This Note argues that, although the ILC was correct to weigh the risks of allowing states broad discretion to act in the name of collective interests, the development of the law of state responsibility would have been better served had the ILC taken a more progressive approach to recognizing the interests of the international community in enforcing state responsibility. First, the ILC should have more broadly defined “injured state” to include states that suffer a breach of an obligation owed to them solely as members of the international community, but should also have limited the types of actions such states would be permitted to take in response to a breach. Second, the ILC should have adopted Special Rapporteur James Crawford’s proposal that the Articles specifically allow and regulate the practice of collective countermeasures in response to a gross and well-attested breach of certain fundamental obligations. This approach strikes a better balance between the potential value of collective countermeasures as a tool to help those without direct access to the international legal system and the risk that collective countermeasures will be abused by powerful states seeking to further their own interests.

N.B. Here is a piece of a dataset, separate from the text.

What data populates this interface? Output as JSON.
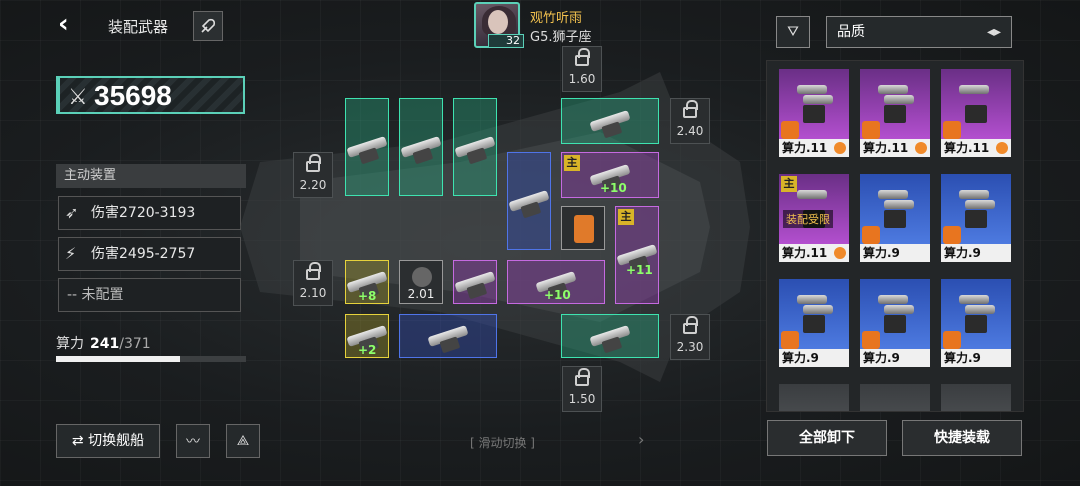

In Gibbons v. Ogden, the first Supreme Court decision to discuss the Commerce Clause, Chief Justice John Marshall endorsed the notion of a Dormant Commerce Clause but refused to adopt it as constitutional principle. In this article, Professor Norman Williams answers why Marshall hedged on the Dormant Commerce Clause. First, Marshall apprehended the need to provide a comprehensive articulation of the scope of Congress’s affirmative regulatory power under the Commerce Clause. Second, Marshall was wary of inserting the judiciary into another battle regarding the constitutional scope of state authority. This reassessment resolves an otherwise inadequately explained historical puzzle regarding the Marshall Court and sheds light upon contemporary debates regarding popular constitutionalism and the interpretive role of the Supreme Court.